> **Data records**
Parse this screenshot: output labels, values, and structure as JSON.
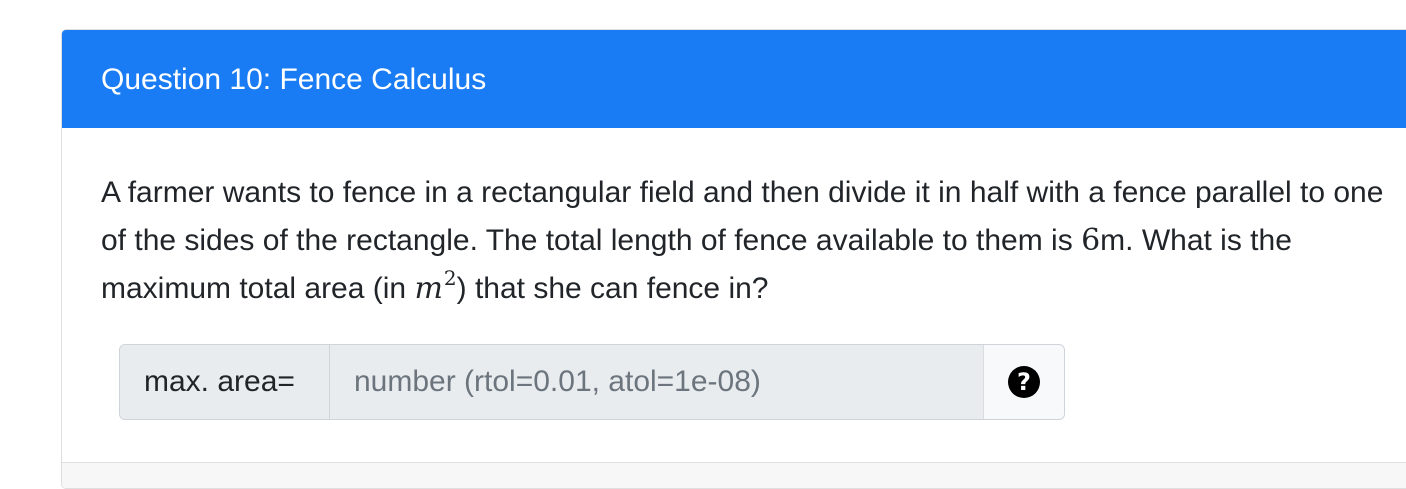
{
  "question": {
    "title": "Question 10: Fence Calculus",
    "text_part1": "A farmer wants to fence in a rectangular field and then divide it in half with a fence parallel to one of the sides of the rectangle. The total length of fence available to them is ",
    "number": "6",
    "text_part2": "m. What is the maximum total area (in ",
    "math_var": "m",
    "math_exp": "2",
    "text_part3": ") that she can fence in?"
  },
  "answer": {
    "label": "max. area=",
    "value": "",
    "placeholder": "number (rtol=0.01, atol=1e-08)",
    "help_icon": "question-circle-icon",
    "help_glyph": "?"
  },
  "colors": {
    "header_bg": "#1a7cf5",
    "header_text": "#ffffff",
    "input_bg": "#e9ecef"
  }
}
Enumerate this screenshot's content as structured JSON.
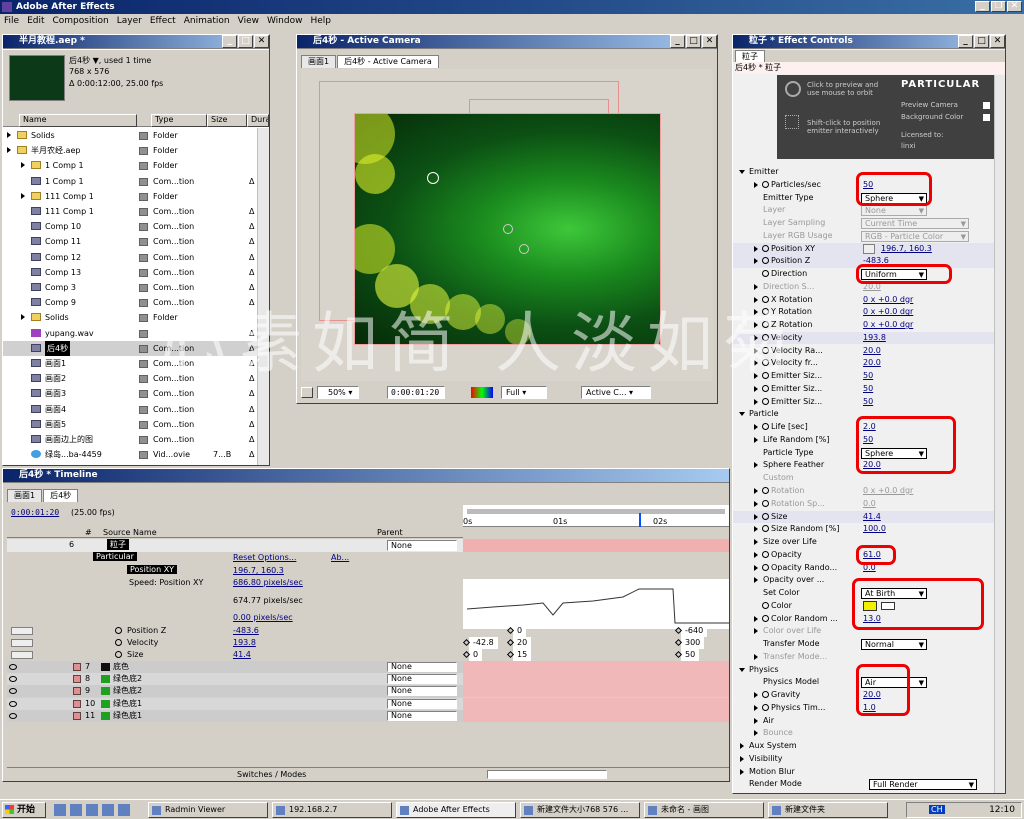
{
  "app": {
    "title": "Adobe After Effects",
    "menu": [
      "File",
      "Edit",
      "Composition",
      "Layer",
      "Effect",
      "Animation",
      "View",
      "Window",
      "Help"
    ]
  },
  "project": {
    "title": "半月教程.aep *",
    "info": {
      "name": "后4秒 ▼, used 1 time",
      "dims": "768 x 576",
      "dur": "Δ 0:00:12:00, 25.00 fps"
    },
    "columns": [
      "Name",
      "Type",
      "Size",
      "Durati"
    ],
    "items": [
      {
        "name": "Solids",
        "type": "Folder",
        "dur": "",
        "indent": 0,
        "icon": "folder",
        "sel": false
      },
      {
        "name": "半月农经.aep",
        "type": "Folder",
        "dur": "",
        "indent": 0,
        "icon": "folder",
        "sel": false
      },
      {
        "name": "1 Comp 1",
        "type": "Folder",
        "dur": "",
        "indent": 1,
        "icon": "folder",
        "sel": false
      },
      {
        "name": "1 Comp 1",
        "type": "Com...tion",
        "dur": "Δ 0",
        "indent": 1,
        "icon": "comp",
        "sel": false
      },
      {
        "name": "111 Comp 1",
        "type": "Folder",
        "dur": "",
        "indent": 1,
        "icon": "folder",
        "sel": false
      },
      {
        "name": "111 Comp 1",
        "type": "Com...tion",
        "dur": "Δ 0",
        "indent": 1,
        "icon": "comp",
        "sel": false
      },
      {
        "name": "Comp 10",
        "type": "Com...tion",
        "dur": "Δ 0",
        "indent": 1,
        "icon": "comp",
        "sel": false
      },
      {
        "name": "Comp 11",
        "type": "Com...tion",
        "dur": "Δ 0",
        "indent": 1,
        "icon": "comp",
        "sel": false
      },
      {
        "name": "Comp 12",
        "type": "Com...tion",
        "dur": "Δ 0",
        "indent": 1,
        "icon": "comp",
        "sel": false
      },
      {
        "name": "Comp 13",
        "type": "Com...tion",
        "dur": "Δ 0",
        "indent": 1,
        "icon": "comp",
        "sel": false
      },
      {
        "name": "Comp 3",
        "type": "Com...tion",
        "dur": "Δ 0",
        "indent": 1,
        "icon": "comp",
        "sel": false
      },
      {
        "name": "Comp 9",
        "type": "Com...tion",
        "dur": "Δ 0",
        "indent": 1,
        "icon": "comp",
        "sel": false
      },
      {
        "name": "Solids",
        "type": "Folder",
        "dur": "",
        "indent": 1,
        "icon": "folder",
        "sel": false
      },
      {
        "name": "yupang.wav",
        "type": "",
        "dur": "Δ 0",
        "indent": 1,
        "icon": "audio",
        "sel": false
      },
      {
        "name": "后4秒",
        "type": "Com...tion",
        "dur": "Δ 0",
        "indent": 1,
        "icon": "comp",
        "sel": true
      },
      {
        "name": "画面1",
        "type": "Com...tion",
        "dur": "Δ 0",
        "indent": 1,
        "icon": "comp",
        "sel": false
      },
      {
        "name": "画面2",
        "type": "Com...tion",
        "dur": "Δ 0",
        "indent": 1,
        "icon": "comp",
        "sel": false
      },
      {
        "name": "画面3",
        "type": "Com...tion",
        "dur": "Δ 0",
        "indent": 1,
        "icon": "comp",
        "sel": false
      },
      {
        "name": "画面4",
        "type": "Com...tion",
        "dur": "Δ 0",
        "indent": 1,
        "icon": "comp",
        "sel": false
      },
      {
        "name": "画面5",
        "type": "Com...tion",
        "dur": "Δ 0",
        "indent": 1,
        "icon": "comp",
        "sel": false
      },
      {
        "name": "画面边上的图",
        "type": "Com...tion",
        "dur": "Δ 0",
        "indent": 1,
        "icon": "comp",
        "sel": false
      },
      {
        "name": "绿岛...ba-4459",
        "type": "Vid...ovie",
        "size": "7...B",
        "dur": "Δ 0",
        "indent": 1,
        "icon": "video",
        "sel": false
      }
    ]
  },
  "viewer": {
    "title": "后4秒 - Active Camera",
    "tabs": [
      "画面1",
      "后4秒 - Active Camera"
    ],
    "zoom": "50%",
    "time": "0:00:01:20",
    "res": "Full",
    "view": "Active C..."
  },
  "effect": {
    "title": "粒子 * Effect Controls",
    "tab": "粒子",
    "layer": "后4秒 * 粒子",
    "banner": {
      "hint1": "Click to preview and use mouse to orbit",
      "hint2": "Shift-click to position emitter interactively",
      "logo": "PARTICULAR",
      "preview": "Preview Camera",
      "bg": "Background Color",
      "licensed": "Licensed to:",
      "user": "linxi"
    },
    "rows": [
      {
        "label": "Emitter",
        "lvl": 0,
        "tw": "open"
      },
      {
        "label": "Particles/sec",
        "lvl": 1,
        "tw": "closed",
        "sw": true,
        "value": "50",
        "kind": "val"
      },
      {
        "label": "Emitter Type",
        "lvl": 1,
        "value": "Sphere",
        "kind": "dd"
      },
      {
        "label": "Layer",
        "lvl": 1,
        "value": "None",
        "kind": "dd",
        "dis": true
      },
      {
        "label": "Layer Sampling",
        "lvl": 1,
        "value": "Current Time",
        "kind": "dd",
        "dis": true
      },
      {
        "label": "Layer RGB Usage",
        "lvl": 1,
        "value": "RGB - Particle Color",
        "kind": "dd",
        "dis": true
      },
      {
        "label": "Position XY",
        "lvl": 1,
        "tw": "closed",
        "sw": true,
        "value": "196.7, 160.3",
        "kind": "pt",
        "hl": true
      },
      {
        "label": "Position Z",
        "lvl": 1,
        "tw": "closed",
        "sw": true,
        "value": "-483.6",
        "kind": "val",
        "hl": true
      },
      {
        "label": "Direction",
        "lvl": 1,
        "sw": true,
        "value": "Uniform",
        "kind": "dd"
      },
      {
        "label": "Direction S...",
        "lvl": 1,
        "tw": "closed",
        "value": "20.0",
        "kind": "val",
        "dis": true
      },
      {
        "label": "X Rotation",
        "lvl": 1,
        "tw": "closed",
        "sw": true,
        "value": "0 x +0.0 dgr",
        "kind": "val"
      },
      {
        "label": "Y Rotation",
        "lvl": 1,
        "tw": "closed",
        "sw": true,
        "value": "0 x +0.0 dgr",
        "kind": "val"
      },
      {
        "label": "Z Rotation",
        "lvl": 1,
        "tw": "closed",
        "sw": true,
        "value": "0 x +0.0 dgr",
        "kind": "val"
      },
      {
        "label": "Velocity",
        "lvl": 1,
        "tw": "closed",
        "sw": true,
        "value": "193.8",
        "kind": "val",
        "hl": true
      },
      {
        "label": "Velocity Ra...",
        "lvl": 1,
        "tw": "closed",
        "sw": true,
        "value": "20.0",
        "kind": "val"
      },
      {
        "label": "Velocity fr...",
        "lvl": 1,
        "tw": "closed",
        "sw": true,
        "value": "20.0",
        "kind": "val"
      },
      {
        "label": "Emitter Siz...",
        "lvl": 1,
        "tw": "closed",
        "sw": true,
        "value": "50",
        "kind": "val"
      },
      {
        "label": "Emitter Siz...",
        "lvl": 1,
        "tw": "closed",
        "sw": true,
        "value": "50",
        "kind": "val"
      },
      {
        "label": "Emitter Siz...",
        "lvl": 1,
        "tw": "closed",
        "sw": true,
        "value": "50",
        "kind": "val"
      },
      {
        "label": "Particle",
        "lvl": 0,
        "tw": "open"
      },
      {
        "label": "Life [sec]",
        "lvl": 1,
        "tw": "closed",
        "sw": true,
        "value": "2.0",
        "kind": "val"
      },
      {
        "label": "Life Random [%]",
        "lvl": 1,
        "tw": "closed",
        "value": "50",
        "kind": "val"
      },
      {
        "label": "Particle Type",
        "lvl": 1,
        "value": "Sphere",
        "kind": "dd"
      },
      {
        "label": "Sphere Feather",
        "lvl": 1,
        "tw": "closed",
        "value": "20.0",
        "kind": "val"
      },
      {
        "label": "Custom",
        "lvl": 1,
        "kind": "none",
        "dis": true
      },
      {
        "label": "Rotation",
        "lvl": 1,
        "tw": "closed",
        "sw": true,
        "value": "0 x +0.0 dgr",
        "kind": "val",
        "dis": true
      },
      {
        "label": "Rotation Sp...",
        "lvl": 1,
        "tw": "closed",
        "sw": true,
        "value": "0.0",
        "kind": "val",
        "dis": true
      },
      {
        "label": "Size",
        "lvl": 1,
        "tw": "closed",
        "sw": true,
        "value": "41.4",
        "kind": "val",
        "hl": true
      },
      {
        "label": "Size Random [%]",
        "lvl": 1,
        "tw": "closed",
        "sw": true,
        "value": "100.0",
        "kind": "val"
      },
      {
        "label": "Size over Life",
        "lvl": 1,
        "tw": "closed",
        "kind": "none"
      },
      {
        "label": "Opacity",
        "lvl": 1,
        "tw": "closed",
        "sw": true,
        "value": "61.0",
        "kind": "val"
      },
      {
        "label": "Opacity Rando...",
        "lvl": 1,
        "tw": "closed",
        "sw": true,
        "value": "0.0",
        "kind": "val"
      },
      {
        "label": "Opacity over ...",
        "lvl": 1,
        "tw": "closed",
        "kind": "none"
      },
      {
        "label": "Set Color",
        "lvl": 1,
        "value": "At Birth",
        "kind": "dd"
      },
      {
        "label": "Color",
        "lvl": 1,
        "sw": true,
        "kind": "color",
        "color": "#f0f000"
      },
      {
        "label": "Color Random ...",
        "lvl": 1,
        "tw": "closed",
        "sw": true,
        "value": "13.0",
        "kind": "val"
      },
      {
        "label": "Color over Life",
        "lvl": 1,
        "tw": "closed",
        "kind": "none",
        "dis": true
      },
      {
        "label": "Transfer Mode",
        "lvl": 1,
        "value": "Normal",
        "kind": "dd"
      },
      {
        "label": "Transfer Mode...",
        "lvl": 1,
        "tw": "closed",
        "kind": "none",
        "dis": true
      },
      {
        "label": "Physics",
        "lvl": 0,
        "tw": "open"
      },
      {
        "label": "Physics Model",
        "lvl": 1,
        "value": "Air",
        "kind": "dd"
      },
      {
        "label": "Gravity",
        "lvl": 1,
        "tw": "closed",
        "sw": true,
        "value": "20.0",
        "kind": "val"
      },
      {
        "label": "Physics Tim...",
        "lvl": 1,
        "tw": "closed",
        "sw": true,
        "value": "1.0",
        "kind": "val"
      },
      {
        "label": "Air",
        "lvl": 1,
        "tw": "closed",
        "kind": "none"
      },
      {
        "label": "Bounce",
        "lvl": 1,
        "tw": "closed",
        "kind": "none",
        "dis": true
      },
      {
        "label": "Aux System",
        "lvl": 0,
        "tw": "closed"
      },
      {
        "label": "Visibility",
        "lvl": 0,
        "tw": "closed"
      },
      {
        "label": "Motion Blur",
        "lvl": 0,
        "tw": "closed"
      },
      {
        "label": "Render Mode",
        "lvl": 0,
        "value": "Full Render",
        "kind": "dd"
      }
    ]
  },
  "timeline": {
    "title": "后4秒 * Timeline",
    "tabs": [
      "画面1",
      "后4秒"
    ],
    "time": "0:00:01:20",
    "fps": "(25.00 fps)",
    "colhdr": {
      "num": "#",
      "src": "Source Name",
      "parent": "Parent"
    },
    "ruler": [
      "0s",
      "01s",
      "02s"
    ],
    "layer6": {
      "num": "6",
      "name": "粒子",
      "parent": "None"
    },
    "particular": "Particular",
    "reset": "Reset Options...",
    "about": "Ab...",
    "posxy": {
      "label": "Position XY",
      "value": "196.7, 160.3"
    },
    "speed": {
      "label": "Speed: Position XY",
      "v1": "686.80 pixels/sec",
      "v2": "674.77 pixels/sec",
      "v3": "0.00 pixels/sec"
    },
    "props": [
      {
        "label": "Position Z",
        "value": "-483.6",
        "k1": "0",
        "k2": "-640"
      },
      {
        "label": "Velocity",
        "value": "193.8",
        "k0": "-42.8",
        "k1": "20",
        "k2": "300"
      },
      {
        "label": "Size",
        "value": "41.4",
        "k0": "0",
        "k1": "15",
        "k2": "50"
      }
    ],
    "layers": [
      {
        "num": "7",
        "name": "底色",
        "color": "#101010",
        "parent": "None"
      },
      {
        "num": "8",
        "name": "绿色底2",
        "color": "#20a020",
        "parent": "None"
      },
      {
        "num": "9",
        "name": "绿色底2",
        "color": "#20a020",
        "parent": "None"
      },
      {
        "num": "10",
        "name": "绿色底1",
        "color": "#20a020",
        "parent": "None"
      },
      {
        "num": "11",
        "name": "绿色底1",
        "color": "#20a020",
        "parent": "None"
      }
    ],
    "switches": "Switches / Modes"
  },
  "watermark": "心素如简 人淡如菊",
  "taskbar": {
    "start": "开始",
    "items": [
      "Radmin Viewer",
      "192.168.2.7",
      "Adobe After Effects",
      "新建文件大小768 576 ...",
      "未命名 - 画图",
      "新建文件夹"
    ],
    "clock": "12:10",
    "lang": "CH"
  }
}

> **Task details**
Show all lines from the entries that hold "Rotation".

> **The completed task**
        "label": "X Rotation",
        "label": "Y Rotation",
        "label": "Z Rotation",
        "label": "Rotation",
        "label": "Rotation Sp...",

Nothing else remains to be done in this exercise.